━━ ENTRIES SUPPLIED ━━

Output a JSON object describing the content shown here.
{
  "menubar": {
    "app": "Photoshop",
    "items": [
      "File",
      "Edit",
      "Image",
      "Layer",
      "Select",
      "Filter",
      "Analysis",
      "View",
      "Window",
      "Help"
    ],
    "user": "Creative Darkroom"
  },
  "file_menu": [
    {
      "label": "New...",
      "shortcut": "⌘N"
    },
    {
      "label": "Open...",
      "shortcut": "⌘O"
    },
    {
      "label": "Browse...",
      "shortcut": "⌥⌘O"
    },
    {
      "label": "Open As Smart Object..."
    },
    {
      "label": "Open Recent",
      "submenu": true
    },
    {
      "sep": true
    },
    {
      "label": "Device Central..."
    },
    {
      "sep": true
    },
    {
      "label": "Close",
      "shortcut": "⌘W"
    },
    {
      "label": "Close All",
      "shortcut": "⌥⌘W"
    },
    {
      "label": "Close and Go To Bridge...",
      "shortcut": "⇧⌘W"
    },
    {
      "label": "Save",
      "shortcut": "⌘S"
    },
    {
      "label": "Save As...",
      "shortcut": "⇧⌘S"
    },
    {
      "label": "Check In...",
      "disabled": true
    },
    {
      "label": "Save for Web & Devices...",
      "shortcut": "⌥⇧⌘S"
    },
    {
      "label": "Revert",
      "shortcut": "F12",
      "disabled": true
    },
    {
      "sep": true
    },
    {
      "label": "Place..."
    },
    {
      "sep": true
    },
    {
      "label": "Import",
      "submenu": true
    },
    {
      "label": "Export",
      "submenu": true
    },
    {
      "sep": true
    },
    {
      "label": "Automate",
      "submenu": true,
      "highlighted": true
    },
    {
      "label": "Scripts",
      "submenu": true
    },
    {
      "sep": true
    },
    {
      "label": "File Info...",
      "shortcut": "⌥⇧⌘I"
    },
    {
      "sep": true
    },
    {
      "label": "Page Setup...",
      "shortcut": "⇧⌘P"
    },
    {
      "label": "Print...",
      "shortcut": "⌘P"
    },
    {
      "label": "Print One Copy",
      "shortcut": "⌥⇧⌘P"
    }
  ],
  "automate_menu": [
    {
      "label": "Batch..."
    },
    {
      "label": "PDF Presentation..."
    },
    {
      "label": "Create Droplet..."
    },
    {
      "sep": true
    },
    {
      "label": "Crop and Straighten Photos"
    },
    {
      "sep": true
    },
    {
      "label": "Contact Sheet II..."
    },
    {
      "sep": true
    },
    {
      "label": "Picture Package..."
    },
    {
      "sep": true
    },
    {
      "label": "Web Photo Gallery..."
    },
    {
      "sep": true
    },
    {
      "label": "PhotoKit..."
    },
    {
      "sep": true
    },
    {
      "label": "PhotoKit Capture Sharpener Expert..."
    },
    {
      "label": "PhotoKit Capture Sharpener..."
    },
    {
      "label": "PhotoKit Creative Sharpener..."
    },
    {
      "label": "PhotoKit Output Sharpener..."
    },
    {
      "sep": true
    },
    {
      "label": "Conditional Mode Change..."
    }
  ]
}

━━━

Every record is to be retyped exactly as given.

Output a JSON object describing the content shown here.
{
  "menubar": {
    "app": "Photoshop",
    "items": [
      "File",
      "Edit",
      "Image",
      "Layer",
      "Select",
      "Filter",
      "Analysis",
      "View",
      "Window",
      "Help"
    ],
    "user": "Creative Darkroom"
  },
  "file_menu": [
    {
      "label": "New...",
      "shortcut": "⌘N"
    },
    {
      "label": "Open...",
      "shortcut": "⌘O"
    },
    {
      "label": "Browse...",
      "shortcut": "⌥⌘O"
    },
    {
      "label": "Open As Smart Object..."
    },
    {
      "label": "Open Recent",
      "submenu": true
    },
    {
      "sep": true
    },
    {
      "label": "Device Central..."
    },
    {
      "sep": true
    },
    {
      "label": "Close",
      "shortcut": "⌘W"
    },
    {
      "label": "Close All",
      "shortcut": "⌥⌘W"
    },
    {
      "label": "Close and Go To Bridge...",
      "shortcut": "⇧⌘W"
    },
    {
      "label": "Save",
      "shortcut": "⌘S"
    },
    {
      "label": "Save As...",
      "shortcut": "⇧⌘S"
    },
    {
      "label": "Check In...",
      "disabled": true
    },
    {
      "label": "Save for Web & Devices...",
      "shortcut": "⌥⇧⌘S"
    },
    {
      "label": "Revert",
      "shortcut": "F12",
      "disabled": true
    },
    {
      "sep": true
    },
    {
      "label": "Place..."
    },
    {
      "sep": true
    },
    {
      "label": "Import",
      "submenu": true
    },
    {
      "label": "Export",
      "submenu": true
    },
    {
      "sep": true
    },
    {
      "label": "Automate",
      "submenu": true,
      "highlighted": true
    },
    {
      "label": "Scripts",
      "submenu": true
    },
    {
      "sep": true
    },
    {
      "label": "File Info...",
      "shortcut": "⌥⇧⌘I"
    },
    {
      "sep": true
    },
    {
      "label": "Page Setup...",
      "shortcut": "⇧⌘P"
    },
    {
      "label": "Print...",
      "shortcut": "⌘P"
    },
    {
      "label": "Print One Copy",
      "shortcut": "⌥⇧⌘P"
    }
  ],
  "automate_menu": [
    {
      "label": "Batch..."
    },
    {
      "label": "PDF Presentation..."
    },
    {
      "label": "Create Droplet..."
    },
    {
      "sep": true
    },
    {
      "label": "Crop and Straighten Photos"
    },
    {
      "sep": true
    },
    {
      "label": "Contact Sheet II..."
    },
    {
      "sep": true
    },
    {
      "label": "Picture Package..."
    },
    {
      "sep": true
    },
    {
      "label": "Web Photo Gallery..."
    },
    {
      "sep": true
    },
    {
      "label": "PhotoKit..."
    },
    {
      "sep": true
    },
    {
      "label": "PhotoKit Capture Sharpener Expert..."
    },
    {
      "label": "PhotoKit Capture Sharpener..."
    },
    {
      "label": "PhotoKit Creative Sharpener..."
    },
    {
      "label": "PhotoKit Output Sharpener..."
    },
    {
      "sep": true
    },
    {
      "label": "Conditional Mode Change..."
    }
  ]
}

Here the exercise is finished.